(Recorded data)
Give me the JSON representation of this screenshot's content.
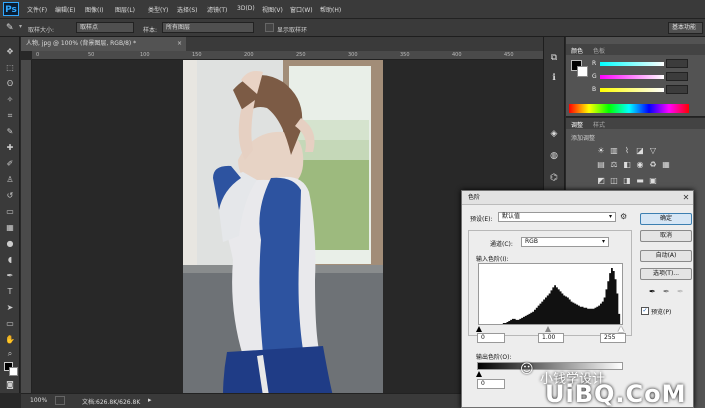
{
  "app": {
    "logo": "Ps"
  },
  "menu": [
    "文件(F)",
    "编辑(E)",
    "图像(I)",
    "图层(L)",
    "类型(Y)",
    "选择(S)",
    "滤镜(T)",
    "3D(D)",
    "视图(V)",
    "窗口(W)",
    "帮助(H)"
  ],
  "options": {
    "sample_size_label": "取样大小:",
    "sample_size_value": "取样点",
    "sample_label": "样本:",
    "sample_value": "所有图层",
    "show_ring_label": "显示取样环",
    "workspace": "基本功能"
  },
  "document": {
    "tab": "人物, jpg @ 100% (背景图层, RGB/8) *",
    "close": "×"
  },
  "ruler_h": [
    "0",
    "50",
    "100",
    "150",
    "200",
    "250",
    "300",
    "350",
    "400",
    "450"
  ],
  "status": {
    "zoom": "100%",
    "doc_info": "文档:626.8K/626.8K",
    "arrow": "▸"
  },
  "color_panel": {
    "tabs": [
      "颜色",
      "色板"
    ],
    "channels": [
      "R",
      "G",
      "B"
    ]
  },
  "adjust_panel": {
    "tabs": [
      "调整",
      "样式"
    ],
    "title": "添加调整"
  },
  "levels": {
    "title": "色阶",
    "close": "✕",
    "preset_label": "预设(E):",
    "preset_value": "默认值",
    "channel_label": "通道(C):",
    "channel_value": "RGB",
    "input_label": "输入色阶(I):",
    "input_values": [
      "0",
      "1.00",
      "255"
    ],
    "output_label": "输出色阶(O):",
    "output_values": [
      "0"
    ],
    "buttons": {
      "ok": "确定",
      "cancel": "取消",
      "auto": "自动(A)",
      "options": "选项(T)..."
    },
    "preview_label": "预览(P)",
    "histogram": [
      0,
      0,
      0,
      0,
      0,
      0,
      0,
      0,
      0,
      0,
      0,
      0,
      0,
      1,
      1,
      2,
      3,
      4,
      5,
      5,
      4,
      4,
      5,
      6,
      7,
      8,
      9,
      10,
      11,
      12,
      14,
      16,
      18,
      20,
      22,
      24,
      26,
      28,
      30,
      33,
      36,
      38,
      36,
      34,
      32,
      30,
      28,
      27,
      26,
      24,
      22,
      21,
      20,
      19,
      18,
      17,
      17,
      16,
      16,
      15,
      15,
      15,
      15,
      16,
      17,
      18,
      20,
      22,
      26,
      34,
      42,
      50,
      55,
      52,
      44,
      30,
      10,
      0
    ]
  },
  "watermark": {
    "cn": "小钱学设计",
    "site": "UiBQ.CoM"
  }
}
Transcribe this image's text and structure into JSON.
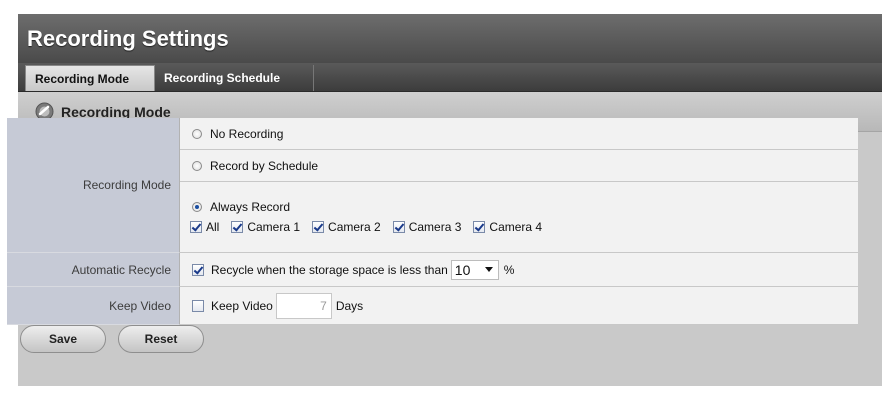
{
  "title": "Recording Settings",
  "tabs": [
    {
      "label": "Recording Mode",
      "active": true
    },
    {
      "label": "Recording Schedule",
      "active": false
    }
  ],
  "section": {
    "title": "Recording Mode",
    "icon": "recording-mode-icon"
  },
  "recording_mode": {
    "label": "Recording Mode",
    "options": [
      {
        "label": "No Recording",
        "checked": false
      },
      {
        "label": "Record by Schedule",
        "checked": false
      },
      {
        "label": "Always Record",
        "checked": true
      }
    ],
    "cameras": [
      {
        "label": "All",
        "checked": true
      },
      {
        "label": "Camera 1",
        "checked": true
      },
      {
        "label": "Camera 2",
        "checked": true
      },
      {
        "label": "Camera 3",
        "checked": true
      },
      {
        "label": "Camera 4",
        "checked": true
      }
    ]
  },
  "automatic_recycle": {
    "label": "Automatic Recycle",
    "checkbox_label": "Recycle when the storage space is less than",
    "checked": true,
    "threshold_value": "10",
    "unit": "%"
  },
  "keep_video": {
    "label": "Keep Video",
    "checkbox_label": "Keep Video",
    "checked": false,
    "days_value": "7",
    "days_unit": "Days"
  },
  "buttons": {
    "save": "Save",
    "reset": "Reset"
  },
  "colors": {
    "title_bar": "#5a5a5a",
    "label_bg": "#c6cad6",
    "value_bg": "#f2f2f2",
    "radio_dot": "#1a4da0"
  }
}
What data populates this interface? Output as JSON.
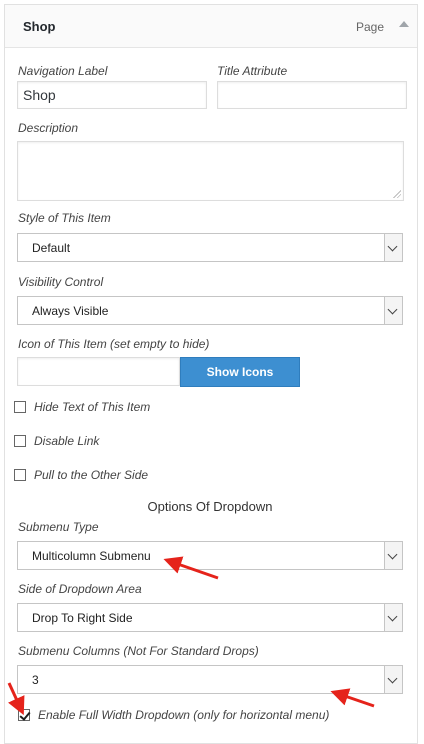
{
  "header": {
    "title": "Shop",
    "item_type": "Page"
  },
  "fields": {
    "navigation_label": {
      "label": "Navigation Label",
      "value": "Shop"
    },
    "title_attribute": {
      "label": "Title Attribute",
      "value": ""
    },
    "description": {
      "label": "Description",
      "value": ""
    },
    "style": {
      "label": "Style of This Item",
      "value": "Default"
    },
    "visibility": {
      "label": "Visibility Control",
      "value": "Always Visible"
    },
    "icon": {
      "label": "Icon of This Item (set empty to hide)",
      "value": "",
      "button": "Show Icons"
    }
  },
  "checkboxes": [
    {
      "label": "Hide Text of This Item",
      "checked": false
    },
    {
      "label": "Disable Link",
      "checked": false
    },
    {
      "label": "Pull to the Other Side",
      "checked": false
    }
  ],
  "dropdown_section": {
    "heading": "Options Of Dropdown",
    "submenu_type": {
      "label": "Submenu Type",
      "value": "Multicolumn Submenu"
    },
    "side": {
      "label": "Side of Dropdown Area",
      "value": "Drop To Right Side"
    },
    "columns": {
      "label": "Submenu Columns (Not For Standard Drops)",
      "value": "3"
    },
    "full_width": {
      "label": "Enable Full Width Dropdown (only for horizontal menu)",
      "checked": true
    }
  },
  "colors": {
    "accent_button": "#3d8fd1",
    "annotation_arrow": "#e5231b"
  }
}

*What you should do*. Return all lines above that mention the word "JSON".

*Task solution*.
Give me the JSON representation of this screenshot's content.
Transcribe this image's text and structure into JSON.
What data populates this interface? Output as JSON.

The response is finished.